“We’re coming for you with pitchforks,” he wrote, “Just you wait.”
I told him he should come, but to leave the pitchfork behind.
“Welcome. Maybe bring a mechanical keyboard and a latte,” I responded. “Pull up a chair. You can share my cube. Look at these beige walls.”
They’re either beige or brown, nobody cares. “Just pull up your chair and set to hammering away on that keyboard. Nobody starts out an expert. We all start as beginners. Then we take one step at a time.”
They’re coming for me with pitchforks, I’m told. You can’t eat money, but you can eat the rich. Wait, what? Isn’t that cannibalism?
We have cokes in the fridge. We have red vines. Don’t eat too many or your head will get kind of buzzy. Remember to exercise every day, or most days, or at least sometimes. Or at least intend to exercise.
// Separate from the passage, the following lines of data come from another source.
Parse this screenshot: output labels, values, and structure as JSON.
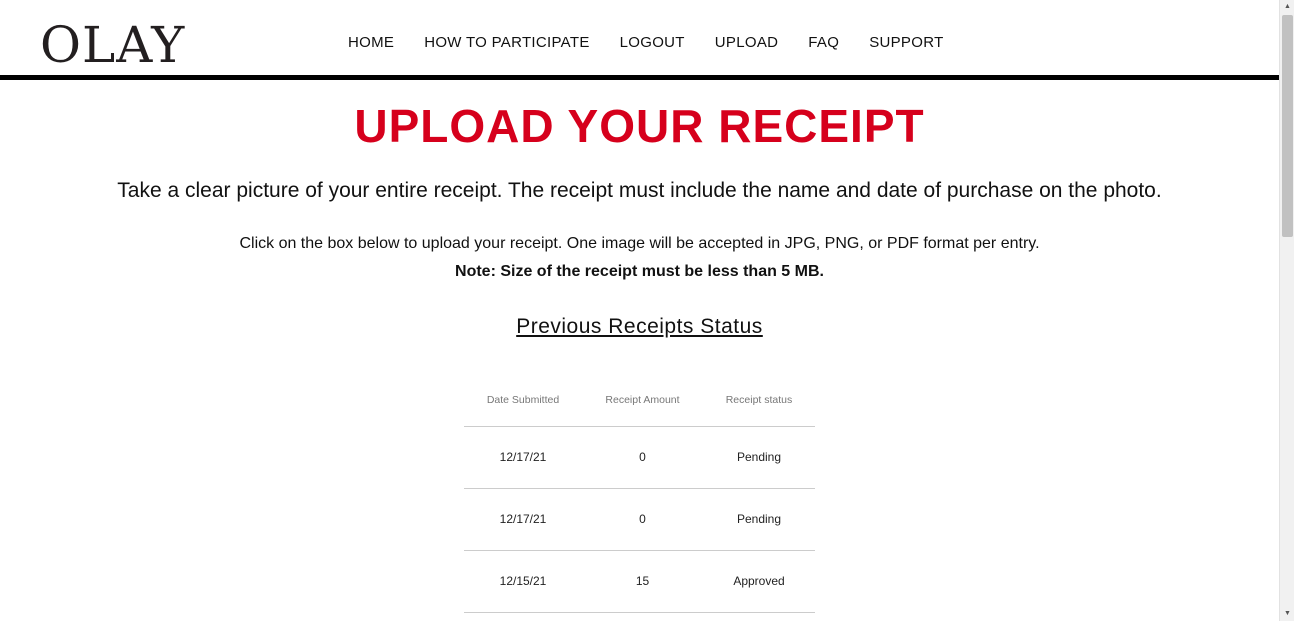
{
  "header": {
    "logo": "OLAY",
    "nav": [
      {
        "label": "HOME"
      },
      {
        "label": "HOW TO PARTICIPATE"
      },
      {
        "label": "LOGOUT"
      },
      {
        "label": "UPLOAD"
      },
      {
        "label": "FAQ"
      },
      {
        "label": "SUPPORT"
      }
    ]
  },
  "main": {
    "title": "UPLOAD YOUR RECEIPT",
    "lead": "Take a clear picture of your entire receipt. The receipt must include the name and date of purchase on the photo.",
    "instructions": "Click on the box below to upload your receipt. One image will be accepted in JPG, PNG, or PDF format per entry.",
    "note": "Note: Size of the receipt must be less than 5 MB.",
    "previous_title": "Previous Receipts Status"
  },
  "table": {
    "headers": [
      "Date Submitted",
      "Receipt Amount",
      "Receipt status"
    ],
    "rows": [
      [
        "12/17/21",
        "0",
        "Pending"
      ],
      [
        "12/17/21",
        "0",
        "Pending"
      ],
      [
        "12/15/21",
        "15",
        "Approved"
      ]
    ]
  },
  "colors": {
    "accent": "#d6001c",
    "text": "#111111",
    "header_rule": "#000000"
  },
  "icons": {
    "scroll_up": "scroll-up-arrow-icon",
    "scroll_down": "scroll-down-arrow-icon"
  }
}
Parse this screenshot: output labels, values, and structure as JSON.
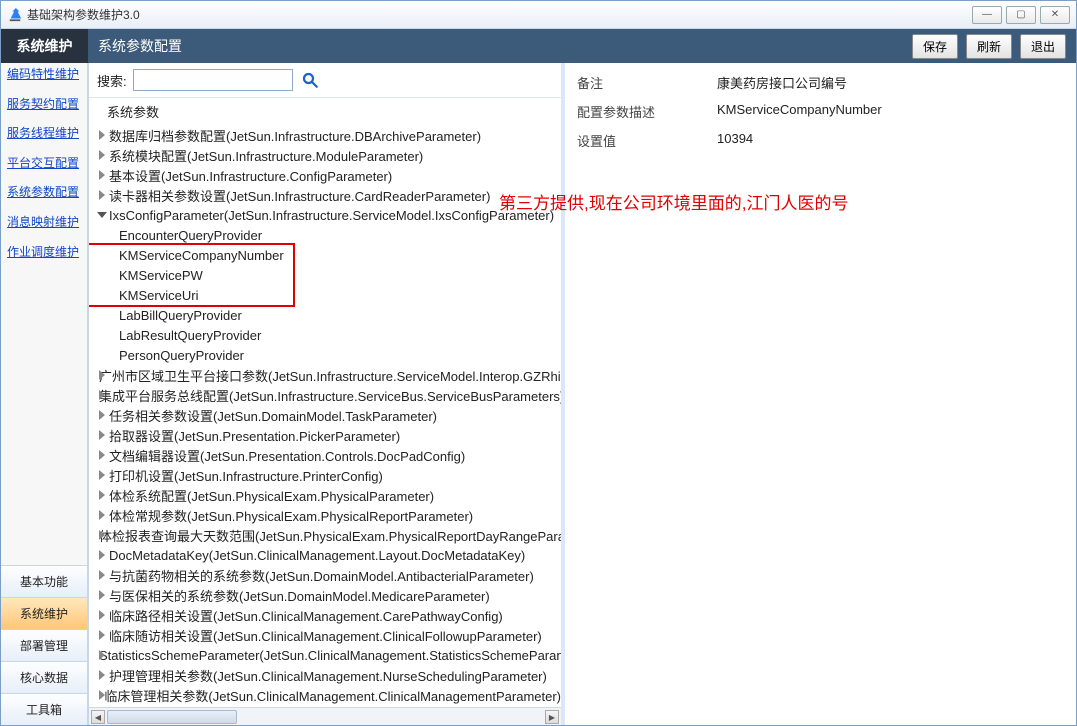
{
  "window": {
    "title": "基础架构参数维护3.0"
  },
  "header": {
    "section": "系统维护",
    "title": "系统参数配置",
    "buttons": {
      "save": "保存",
      "refresh": "刷新",
      "exit": "退出"
    }
  },
  "sidebar": {
    "links": [
      "编码特性维护",
      "服务契约配置",
      "服务线程维护",
      "平台交互配置",
      "系统参数配置",
      "消息映射维护",
      "作业调度维护"
    ],
    "tabs": [
      "基本功能",
      "系统维护",
      "部署管理",
      "核心数据",
      "工具箱"
    ],
    "active_tab_index": 1
  },
  "search": {
    "label": "搜索:",
    "value": ""
  },
  "tree": {
    "root_label": "系统参数",
    "nodes": [
      {
        "label": "数据库归档参数配置(JetSun.Infrastructure.DBArchiveParameter)",
        "expanded": false,
        "level": 1
      },
      {
        "label": "系统模块配置(JetSun.Infrastructure.ModuleParameter)",
        "expanded": false,
        "level": 1
      },
      {
        "label": "基本设置(JetSun.Infrastructure.ConfigParameter)",
        "expanded": false,
        "level": 1
      },
      {
        "label": "读卡器相关参数设置(JetSun.Infrastructure.CardReaderParameter)",
        "expanded": false,
        "level": 1
      },
      {
        "label": "IxsConfigParameter(JetSun.Infrastructure.ServiceModel.IxsConfigParameter)",
        "expanded": true,
        "level": 1,
        "children": [
          {
            "label": "EncounterQueryProvider",
            "level": 2
          },
          {
            "label": "KMServiceCompanyNumber",
            "level": 2
          },
          {
            "label": "KMServicePW",
            "level": 2
          },
          {
            "label": "KMServiceUri",
            "level": 2
          },
          {
            "label": "LabBillQueryProvider",
            "level": 2
          },
          {
            "label": "LabResultQueryProvider",
            "level": 2
          },
          {
            "label": "PersonQueryProvider",
            "level": 2
          }
        ]
      },
      {
        "label": "广州市区域卫生平台接口参数(JetSun.Infrastructure.ServiceModel.Interop.GZRhin",
        "expanded": false,
        "level": 1
      },
      {
        "label": "集成平台服务总线配置(JetSun.Infrastructure.ServiceBus.ServiceBusParameters)",
        "expanded": false,
        "level": 1
      },
      {
        "label": "任务相关参数设置(JetSun.DomainModel.TaskParameter)",
        "expanded": false,
        "level": 1
      },
      {
        "label": "拾取器设置(JetSun.Presentation.PickerParameter)",
        "expanded": false,
        "level": 1
      },
      {
        "label": "文档编辑器设置(JetSun.Presentation.Controls.DocPadConfig)",
        "expanded": false,
        "level": 1
      },
      {
        "label": "打印机设置(JetSun.Infrastructure.PrinterConfig)",
        "expanded": false,
        "level": 1
      },
      {
        "label": "体检系统配置(JetSun.PhysicalExam.PhysicalParameter)",
        "expanded": false,
        "level": 1
      },
      {
        "label": "体检常规参数(JetSun.PhysicalExam.PhysicalReportParameter)",
        "expanded": false,
        "level": 1
      },
      {
        "label": "体检报表查询最大天数范围(JetSun.PhysicalExam.PhysicalReportDayRangeParam",
        "expanded": false,
        "level": 1
      },
      {
        "label": "DocMetadataKey(JetSun.ClinicalManagement.Layout.DocMetadataKey)",
        "expanded": false,
        "level": 1
      },
      {
        "label": "与抗菌药物相关的系统参数(JetSun.DomainModel.AntibacterialParameter)",
        "expanded": false,
        "level": 1
      },
      {
        "label": "与医保相关的系统参数(JetSun.DomainModel.MedicareParameter)",
        "expanded": false,
        "level": 1
      },
      {
        "label": "临床路径相关设置(JetSun.ClinicalManagement.CarePathwayConfig)",
        "expanded": false,
        "level": 1
      },
      {
        "label": "临床随访相关设置(JetSun.ClinicalManagement.ClinicalFollowupParameter)",
        "expanded": false,
        "level": 1
      },
      {
        "label": "StatisticsSchemeParameter(JetSun.ClinicalManagement.StatisticsSchemeParan",
        "expanded": false,
        "level": 1
      },
      {
        "label": "护理管理相关参数(JetSun.ClinicalManagement.NurseSchedulingParameter)",
        "expanded": false,
        "level": 1
      },
      {
        "label": "临床管理相关参数(JetSun.ClinicalManagement.ClinicalManagementParameter)",
        "expanded": false,
        "level": 1
      }
    ]
  },
  "details": {
    "fields": [
      {
        "label": "备注",
        "value": "康美药房接口公司编号"
      },
      {
        "label": "配置参数描述",
        "value": "KMServiceCompanyNumber"
      },
      {
        "label": "设置值",
        "value": "10394"
      }
    ]
  },
  "annotation": "第三方提供,现在公司环境里面的,江门人医的号"
}
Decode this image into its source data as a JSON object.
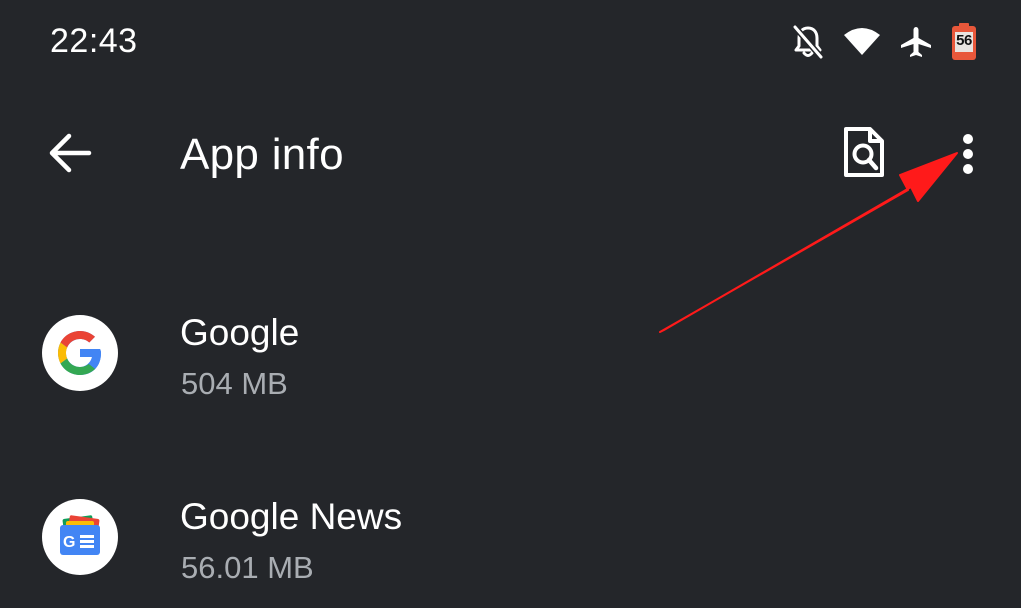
{
  "status_bar": {
    "time": "22:43",
    "icons": [
      "notifications-off-icon",
      "wifi-icon",
      "airplane-mode-icon",
      "battery-icon"
    ],
    "battery_level": "56",
    "battery_color": "#e8573a"
  },
  "app_bar": {
    "title": "App info",
    "back_icon": "back-arrow-icon",
    "search_icon": "document-search-icon",
    "menu_icon": "more-vert-icon"
  },
  "apps": [
    {
      "name": "Google",
      "size": "504 MB",
      "icon": "google-g-icon"
    },
    {
      "name": "Google News",
      "size": "56.01 MB",
      "icon": "google-news-icon"
    }
  ],
  "annotation": {
    "type": "arrow",
    "color": "#ff1a1a",
    "points_to": "more-vert-icon"
  },
  "colors": {
    "background": "#24262a",
    "primary_text": "#ffffff",
    "secondary_text": "#a9adb2"
  }
}
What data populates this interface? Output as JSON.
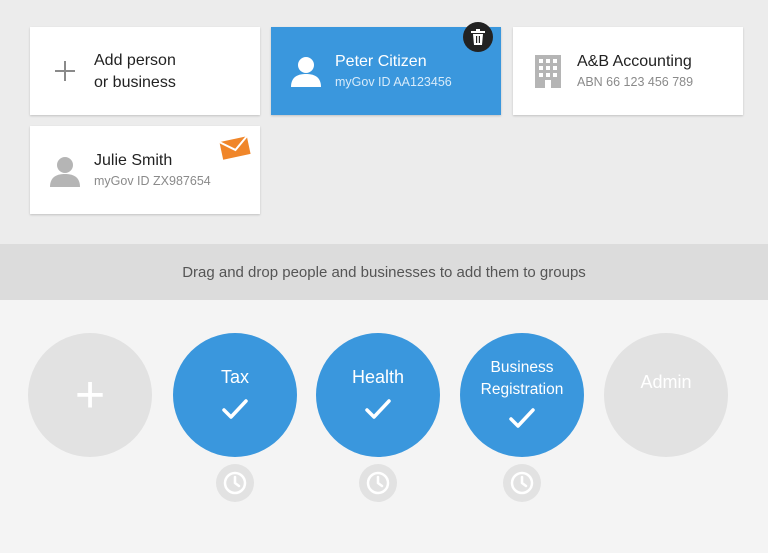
{
  "cards": [
    {
      "name_line1": "Add person",
      "name_line2": "or business",
      "icon": "plus-icon"
    },
    {
      "name": "Peter Citizen",
      "sub": "myGov ID AA123456",
      "icon": "person-icon",
      "selected": true,
      "badge": "trash-icon"
    },
    {
      "name": "A&B Accounting",
      "sub": "ABN 66 123 456 789",
      "icon": "building-icon"
    },
    {
      "name": "Julie Smith",
      "sub": "myGov ID ZX987654",
      "icon": "person-icon",
      "badge": "envelope-icon"
    }
  ],
  "banner": {
    "text": "Drag and drop people and businesses to add them to groups"
  },
  "groups": [
    {
      "label": "+",
      "kind": "add"
    },
    {
      "label": "Tax",
      "active": true,
      "has_check": true
    },
    {
      "label": "Health",
      "active": true,
      "has_check": true
    },
    {
      "label_line1": "Business",
      "label_line2": "Registration",
      "active": true,
      "has_check": true
    },
    {
      "label": "Admin",
      "active": false
    }
  ],
  "colors": {
    "accent": "#3a97dd",
    "badge_orange": "#f0862a",
    "inactive": "#e2e2e2"
  }
}
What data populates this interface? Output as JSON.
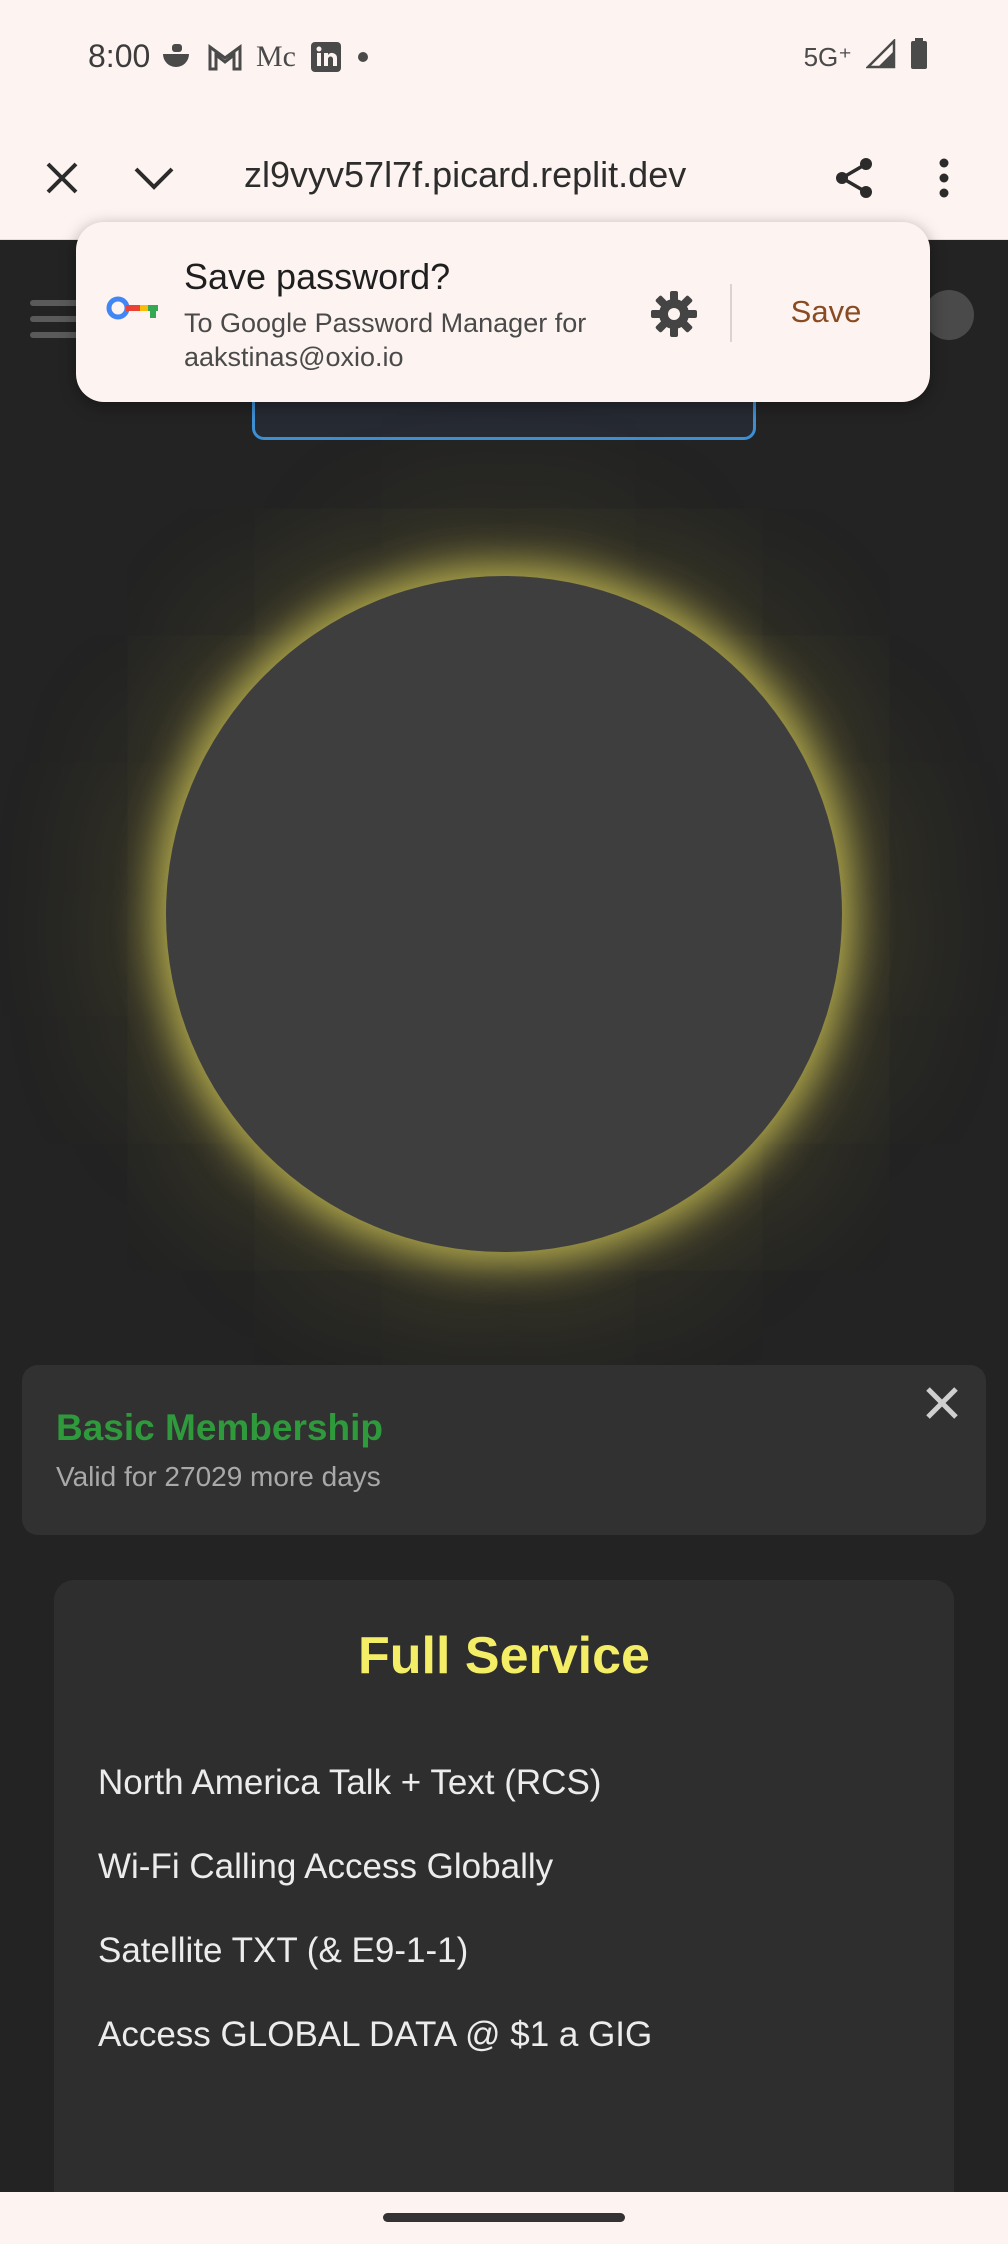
{
  "status_bar": {
    "time": "8:00",
    "network": "5G⁺"
  },
  "browser": {
    "url": "zl9vyv57l7f.picard.replit.dev"
  },
  "password_prompt": {
    "title": "Save password?",
    "description": "To Google Password Manager for aakstinas@oxio.io",
    "save_label": "Save"
  },
  "membership": {
    "title": "Basic Membership",
    "subtitle": "Valid for 27029 more days",
    "title_color": "#2f9a3c"
  },
  "service": {
    "title": "Full Service",
    "title_color": "#f4ee66",
    "features": [
      "North America Talk + Text (RCS)",
      "Wi-Fi Calling Access Globally",
      "Satellite TXT (& E9-1-1)",
      "Access GLOBAL DATA @ $1 a GIG"
    ]
  }
}
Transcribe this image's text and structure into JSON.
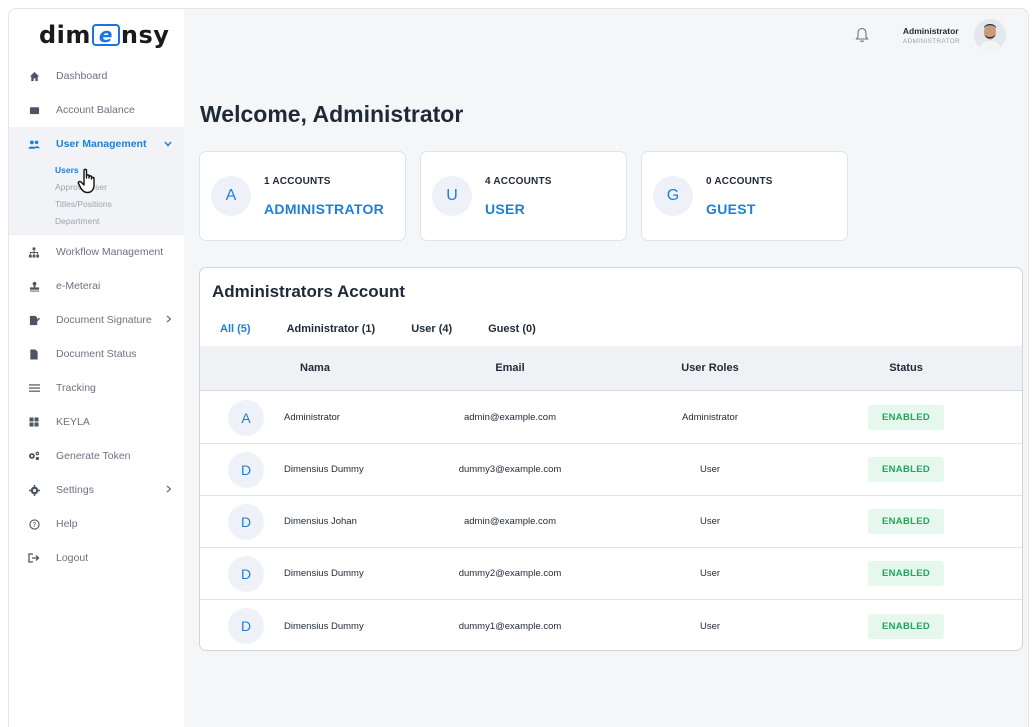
{
  "brand": {
    "logo_prefix": "dim",
    "logo_e": "e",
    "logo_suffix": "nsy"
  },
  "sidebar": {
    "items": [
      {
        "label": "Dashboard",
        "icon": "home-icon"
      },
      {
        "label": "Account Balance",
        "icon": "wallet-icon"
      },
      {
        "label": "User Management",
        "icon": "users-icon"
      },
      {
        "label": "Workflow Management",
        "icon": "sitemap-icon"
      },
      {
        "label": "e-Meterai",
        "icon": "stamp-icon"
      },
      {
        "label": "Document Signature",
        "icon": "signature-icon"
      },
      {
        "label": "Document Status",
        "icon": "document-icon"
      },
      {
        "label": "Tracking",
        "icon": "list-icon"
      },
      {
        "label": "KEYLA",
        "icon": "grid-icon"
      },
      {
        "label": "Generate Token",
        "icon": "cogs-icon"
      },
      {
        "label": "Settings",
        "icon": "gear-icon"
      },
      {
        "label": "Help",
        "icon": "help-icon"
      },
      {
        "label": "Logout",
        "icon": "logout-icon"
      }
    ],
    "sub_items": [
      "Users",
      "Approve User",
      "Titles/Positions",
      "Department"
    ]
  },
  "header": {
    "user_name": "Administrator",
    "user_role": "ADMINISTRATOR"
  },
  "page": {
    "title": "Welcome, Administrator"
  },
  "stats": [
    {
      "initial": "A",
      "count": "1 ACCOUNTS",
      "role": "ADMINISTRATOR"
    },
    {
      "initial": "U",
      "count": "4 ACCOUNTS",
      "role": "USER"
    },
    {
      "initial": "G",
      "count": "0 ACCOUNTS",
      "role": "GUEST"
    }
  ],
  "table": {
    "title": "Administrators Account",
    "tabs": [
      "All (5)",
      "Administrator (1)",
      "User (4)",
      "Guest (0)"
    ],
    "headers": {
      "name": "Nama",
      "email": "Email",
      "roles": "User Roles",
      "status": "Status"
    },
    "rows": [
      {
        "initial": "A",
        "name": "Administrator",
        "email": "admin@example.com",
        "role": "Administrator",
        "status": "ENABLED"
      },
      {
        "initial": "D",
        "name": "Dimensius Dummy",
        "email": "dummy3@example.com",
        "role": "User",
        "status": "ENABLED"
      },
      {
        "initial": "D",
        "name": "Dimensius Johan",
        "email": "admin@example.com",
        "role": "User",
        "status": "ENABLED"
      },
      {
        "initial": "D",
        "name": "Dimensius Dummy",
        "email": "dummy2@example.com",
        "role": "User",
        "status": "ENABLED"
      },
      {
        "initial": "D",
        "name": "Dimensius Dummy",
        "email": "dummy1@example.com",
        "role": "User",
        "status": "ENABLED"
      }
    ]
  },
  "colors": {
    "accent": "#1d7fd6",
    "status_bg": "#e6f7ee",
    "status_text": "#22a55a"
  }
}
Wear an N95 mask when the sky turns red and the ash starts to settle on your car. Run an air purifier in your bedroom so you can sleep through through the night as the forests burn, as the ocean boil, as the industrial revolution shifts into the age of intelligent machines.
Try to sleep through the night as they march from the villages and farms with pitchforks in hand, rage in their hearts. These poor, confused people.
“Where’s the hay?” They seem to be asking, implicitly, with their forks.
“The hay? You want hay? Make hay while the sun shines,” the stock-broker told me twenty years ago, as he cashed-in my seed-fortune to buy Nortel (went bankrupt) because, “we like Nortel.”
That’s not true; you just like money. This is my personal pitchfork moment. Who’s stealing from whom? I’m just here banging away on my keyboard, moving bits from one end of the hard drive to the other. A well-compensated bit reorganizer.
You don’t like it?
Put down your pitchfork and pick up a craft. Learn to write or code or create. It’s free. It’s all free. It’s all online. It’s one click away from that newsfeed your eyeballs are locked into. It’s one click away from this comment thread where you’re threatening to eat me alongside that can of black beans you stored the last time you thought the world was going to end.
The world is not ending. It’s getting hotter, and colder, and more volatile because we’ve been releasing millions of years of ancient sunshine into the atmosphere. There’s nothing wrong with that; it’s just what’s happening.
So come, but bring a screwdriver, or a wrench, or some new ideas. But leave the pitchfork at home. It’s not because I don’t like pitchforks; they look cool on the wall and all. But bring something useful like some engineering skills or your favorite poem or a drawing you did of your dog.
Look, there’s no need for pitchforks. Also, I’m pretty sure I don’t taste that great anyway.